It was sublime. It was transcendental. And by the time the summer was over and the chilling fall breeze made itself known, I'd realized it was terrible.
What was intended to be experimental and harmless had become a programmed and systematic habit. Phil couldn't walk outside or ride a train without approaching a new target. My phonebook had become a dense collection of numbers with names I didn't remember. Some of the girls we'd meet with again, but most were one-time results of the game at work. Trophies collecting dust somewhere.
Worst of all, my view of women had become severely skewed. While the confidence I had gained was a great and important feat in itself, it was depressing that the tactics I was using were delusory. I had learned how to get women to fall for me within minutes of speaking to them 99 percent of the time, but the success was fueled by dishonesty, rudeness, and characteristics I had never intended to acquire. The line between seduction and deception was blurred.
The fact that such engineered strategies worked so well on most women was equally depressing. In the beginning, Phil explained that attraction lies in the idea of pursuit, which is why so many of the women we intentionally didn't show attraction toward so greatly desired us. Though the entire concept became meaningless once I realized that through gaming I had lost the excitement of the pursuit.
Even when we did meet girls we were interested in getting to know on a personal level, we couldn't help but put on the disguise we'd become so comfortable wearing. I was living in New York City with a roster of more willing girls than I knew what to do with yet I felt lonelier than I ever had.

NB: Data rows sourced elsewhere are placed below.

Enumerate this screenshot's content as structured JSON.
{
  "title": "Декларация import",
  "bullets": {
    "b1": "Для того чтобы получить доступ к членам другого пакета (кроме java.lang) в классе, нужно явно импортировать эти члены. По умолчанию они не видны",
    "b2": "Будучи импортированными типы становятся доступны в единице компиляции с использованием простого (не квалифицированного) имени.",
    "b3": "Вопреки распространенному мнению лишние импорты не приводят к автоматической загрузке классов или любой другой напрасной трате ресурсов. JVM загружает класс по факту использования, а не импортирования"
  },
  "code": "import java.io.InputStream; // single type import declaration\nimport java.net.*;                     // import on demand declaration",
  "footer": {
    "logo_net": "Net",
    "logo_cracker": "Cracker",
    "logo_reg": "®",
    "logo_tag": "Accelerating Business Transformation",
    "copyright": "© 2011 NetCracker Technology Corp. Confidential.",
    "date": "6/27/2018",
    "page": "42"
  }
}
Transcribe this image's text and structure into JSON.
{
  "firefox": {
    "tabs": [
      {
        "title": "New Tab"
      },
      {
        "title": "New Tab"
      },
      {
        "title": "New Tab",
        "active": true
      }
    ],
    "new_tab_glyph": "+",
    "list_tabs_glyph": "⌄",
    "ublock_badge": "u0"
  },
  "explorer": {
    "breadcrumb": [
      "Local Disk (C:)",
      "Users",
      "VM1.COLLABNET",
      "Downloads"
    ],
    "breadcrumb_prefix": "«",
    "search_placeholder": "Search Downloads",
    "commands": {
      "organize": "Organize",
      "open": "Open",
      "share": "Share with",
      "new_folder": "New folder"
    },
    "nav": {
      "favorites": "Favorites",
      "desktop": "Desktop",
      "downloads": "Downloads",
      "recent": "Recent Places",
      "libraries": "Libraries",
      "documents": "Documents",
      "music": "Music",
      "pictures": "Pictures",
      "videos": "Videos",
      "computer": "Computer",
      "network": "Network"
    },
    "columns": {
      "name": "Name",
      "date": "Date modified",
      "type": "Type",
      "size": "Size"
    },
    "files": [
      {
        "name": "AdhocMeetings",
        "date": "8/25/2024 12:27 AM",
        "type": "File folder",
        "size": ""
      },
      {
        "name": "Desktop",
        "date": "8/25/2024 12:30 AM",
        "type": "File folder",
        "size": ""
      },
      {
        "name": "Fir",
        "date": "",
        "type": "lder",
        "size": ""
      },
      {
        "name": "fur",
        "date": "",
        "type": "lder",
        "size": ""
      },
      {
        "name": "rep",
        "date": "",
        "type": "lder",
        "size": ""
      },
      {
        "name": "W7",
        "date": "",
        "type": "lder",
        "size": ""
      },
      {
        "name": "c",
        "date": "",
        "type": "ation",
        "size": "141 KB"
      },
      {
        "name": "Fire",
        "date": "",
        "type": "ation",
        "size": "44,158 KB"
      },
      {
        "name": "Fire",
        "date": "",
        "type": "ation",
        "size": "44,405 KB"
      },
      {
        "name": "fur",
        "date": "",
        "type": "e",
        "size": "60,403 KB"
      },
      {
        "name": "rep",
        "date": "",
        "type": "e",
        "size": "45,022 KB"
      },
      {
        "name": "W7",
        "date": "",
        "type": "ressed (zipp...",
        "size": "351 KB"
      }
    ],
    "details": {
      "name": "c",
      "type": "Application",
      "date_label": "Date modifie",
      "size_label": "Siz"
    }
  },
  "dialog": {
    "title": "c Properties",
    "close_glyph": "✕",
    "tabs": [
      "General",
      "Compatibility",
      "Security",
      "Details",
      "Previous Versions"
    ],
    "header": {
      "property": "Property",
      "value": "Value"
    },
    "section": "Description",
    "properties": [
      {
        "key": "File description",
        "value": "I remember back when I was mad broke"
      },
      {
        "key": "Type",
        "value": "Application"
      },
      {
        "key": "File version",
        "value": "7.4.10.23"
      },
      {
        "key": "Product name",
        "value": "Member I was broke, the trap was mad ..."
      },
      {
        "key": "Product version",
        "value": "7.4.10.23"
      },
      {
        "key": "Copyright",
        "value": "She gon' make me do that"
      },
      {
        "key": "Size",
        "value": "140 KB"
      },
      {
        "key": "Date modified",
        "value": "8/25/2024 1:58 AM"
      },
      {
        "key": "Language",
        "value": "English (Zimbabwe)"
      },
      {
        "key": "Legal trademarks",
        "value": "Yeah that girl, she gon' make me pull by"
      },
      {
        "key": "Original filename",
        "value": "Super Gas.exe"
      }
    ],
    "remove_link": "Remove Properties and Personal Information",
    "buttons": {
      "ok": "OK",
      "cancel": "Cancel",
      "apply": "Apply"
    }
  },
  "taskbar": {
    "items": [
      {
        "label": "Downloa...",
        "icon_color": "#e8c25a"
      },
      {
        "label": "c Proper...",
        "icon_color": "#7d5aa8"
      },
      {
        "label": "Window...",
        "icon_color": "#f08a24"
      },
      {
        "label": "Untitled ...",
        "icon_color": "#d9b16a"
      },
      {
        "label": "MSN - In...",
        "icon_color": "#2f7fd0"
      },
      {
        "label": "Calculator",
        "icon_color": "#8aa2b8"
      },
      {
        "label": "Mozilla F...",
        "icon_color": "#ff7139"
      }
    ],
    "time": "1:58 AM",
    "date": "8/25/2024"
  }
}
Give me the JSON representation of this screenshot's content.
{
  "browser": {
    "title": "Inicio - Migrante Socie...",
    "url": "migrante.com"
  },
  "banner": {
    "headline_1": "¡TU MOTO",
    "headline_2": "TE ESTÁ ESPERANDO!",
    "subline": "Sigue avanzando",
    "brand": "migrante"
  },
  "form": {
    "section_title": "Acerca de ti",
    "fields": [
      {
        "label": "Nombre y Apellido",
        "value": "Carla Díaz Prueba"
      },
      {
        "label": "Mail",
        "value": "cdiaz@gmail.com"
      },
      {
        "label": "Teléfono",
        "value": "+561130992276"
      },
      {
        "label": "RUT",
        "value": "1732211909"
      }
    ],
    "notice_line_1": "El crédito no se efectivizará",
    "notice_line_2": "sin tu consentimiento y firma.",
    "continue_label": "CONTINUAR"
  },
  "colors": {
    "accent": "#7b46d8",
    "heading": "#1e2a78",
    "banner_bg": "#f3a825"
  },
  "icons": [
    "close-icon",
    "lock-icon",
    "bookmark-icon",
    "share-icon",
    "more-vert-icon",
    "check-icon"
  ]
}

By October, I had stopped myself from going out as much. I figured alone time could help remedy the whirlwind experience of the summer. I needed my cube to be small.
One night I was walking into the gym when I ran into a familiar face. It was a girl from my hometown, though we had never said a single word to each other despite going to high school together for four years. We shared an awkward hello and that night I decided I'd reach out to her on Facebook and ask her to grab a drink sometime soon.
We ended up getting together a week later, catching each up on our lives, and in a strange way, meeting for the first time. On our second date, we ended up on the couch in her apartment. I explained to her that I had the ability to tell her everything about her personality and instructed her to put her hands in mine. She did, but with hesitation.
As I went through the motions, asking her the series of obscure questions, it became increasingly obvious that she could see right through the entire bit. Suddenly the whole act sounded stupid and contrived, because it was. By the end of my performance I admitted to her that it was a just a stupid pick up artist trick I had learned from a friend.
For the rest of the night we laughed together, equally astonished at how I ended up in her apartment six years after high school. Nerves shot through my body and butterflies tore through my stomach; something I hadn't felt in a long time.
I could have kissed her that night, but I decided not to. I figured there was no rush. And as I walked back to my apartment, toying with the idea of fate, I couldn't help but notice that for the first time since the beginning of the summer, I didn't feel so alone.
This essay will appear in Greg Dybec's forthcoming book, "The Art of Living Other People's Lives," available for pre-order here.